Monday Mornings: The Human Side of the GOP
Last week the Republican National Convention was held here in Washington, DC. I was lucky enough to attend some of the special events and spend time with friends in town for the week.
I recall attending my first Republican convention in 1996 in San Diego, CA , when Bob Dole and Jack Kemp were the Republican Nominees. I subsequently attended conventions in Philadelphia in 2000 and in New York City in 2004. Motherhood and other obligations kept me away from the conventions in St. Paul, Tampa and Cleveland but this summer I was planning to attend this year's convention in Charlotte. COVID had other plans for politics this year, and both parties put on different events.
This year both Democrats and Republicans used their convention in prime time to lay out their agenda to the American people. The DNC painted a bleak picture of the last 4 years in Trump's America and how Joe Biden will forge a new path forward for Americans.
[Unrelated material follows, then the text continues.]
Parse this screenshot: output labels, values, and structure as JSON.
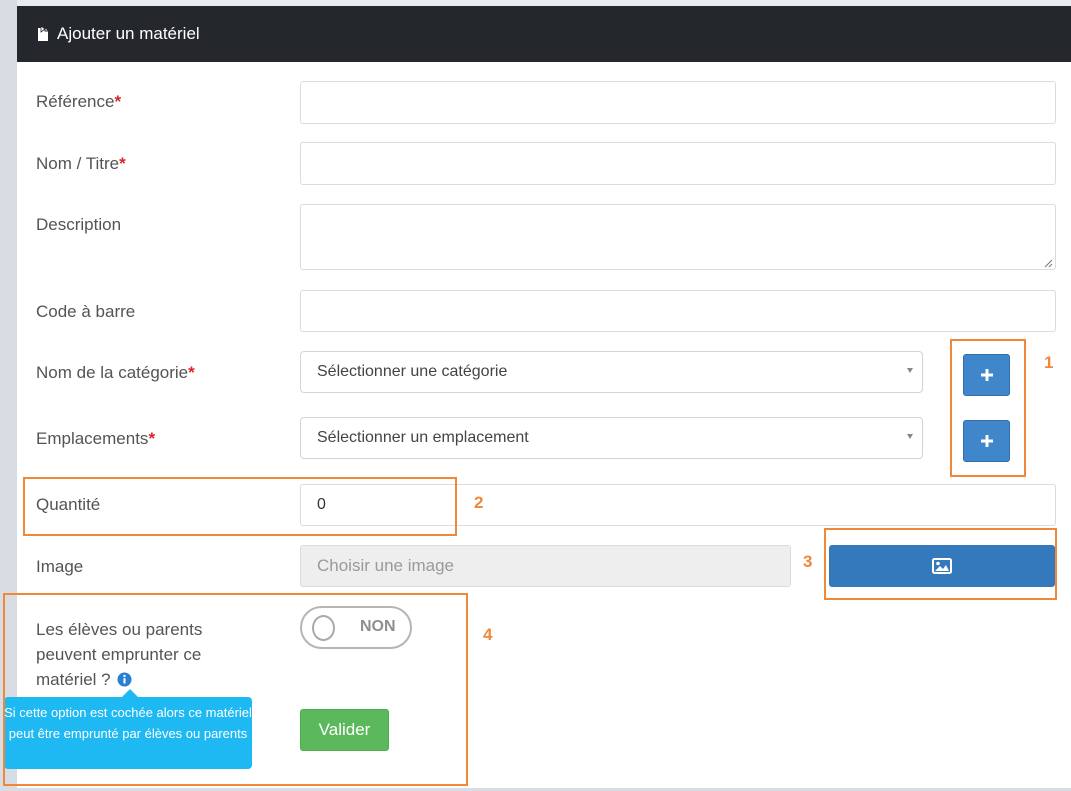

Conversely, the RNC touted all of the President's many accomplishments ranging from record-setting low unemployment pre-COVID to an America-first foreign policy agenda . For those of you watching at home, I bet you saw some things you agreed with during both weeks of programming.
Some of the speakers were open about their pain and loss like the parents of Kayla Mueller, the humanitarian worker who had been kidnapped, raped, tortured and killed by ISIS. Some warned of the coming of "swallowing the communist pill" like Maximo Alvarez, a Cuban-American businessman who had fled Cuba in search of freedom and a better life in America. And, some gave personal testimonies of life saving cancer therapies like Natalie Harp. To them, in President's Trump's America, their lives are better, safer and more prosperous. Their testimonies gave the Republican party a compelling story—not one just filled with campaign slogans and politicians spouting theories—but one with real human beings who have struggled, been hurt but who are still living the American dream.
If you have time, watch a few of these speeches from last week. Listen as they tell their stories. Remember, we all have one thing in common—we are all joined together as human beings and as Americans in this shared experience.
1. Maximo Alvarez, an immigrant from Cuba, gave an emotional speech on the first night of the Republican convention about his story of coming to the U.S.
2. Scott Dane, an Iron Range logger and trucker from Gilbert, Minnesota was among the speakers on the third night of the Republican National Convention. His remarks focused on logging as part of the 'great American story'.
3. Alice Johnson was serving life in prison for a first-time nonviolent drug offense before being pardoned by President Trump. On the last night of the convention she spoke about her experience, “I was once told that the only way I would ever be reunited with my family would be as a corpse. But by the grace of God and the compassion of President Donald John Trump, I stand before you tonight, and I assure you, I’m not a ghost. I am alive, I am well, and most importantly, I am free.”
4. The parents of 26-year-old American aid worker Kayla Mueller, who died in 2015 while being held captive by ISIS, delivered a raw and emotional speech on the last night of the Republican National Convention about her capture and torture in Syria.
5. Ann Dorn spoke about her deceased husband, a police officer in St. Louis killed by 'protestors' in the wake of the George Floyd shooting. Of the entire fourth night besides the President's speech, this was the most compelling speech.
Mrs. Dorn said, “They shot and killed Dave in cold blood and live-streamed the execution and his last moments on this earth. Dave’s grandson was watching the video on Facebook in real-time, not realizing he was watching his own grandfather dying on the sidewalk.”
She went on, “They do not safeguard black lives. They destroy them. President Trump understands this and has offered federal help to restore order in our communities. In a time when police departments are short on resources and manpower, we need that help... President Trump knows we need more Davids in our communities, not fewer.”
These are real people who have real stories to tell America. Some of these testimonies you cannot watch without crying. I know I can't watch the Mueller's speak about their daughter's suffering without sobbing, and without recalling their message, "As long as we refuse to break, we will be great."
I pray this for our great country—in honor of Kayla Mueller and in honor of all these heroes who have struggled with pain, suffering and have still endured. They are an inspiration.
May we not refuse to break.
Stay tuned later this week for our profile of Congresswoman Elise Stefanik, NY-21. She is a rising star in the Republican party, and perhaps just the type of strong voice the party needs to unite the divide in America.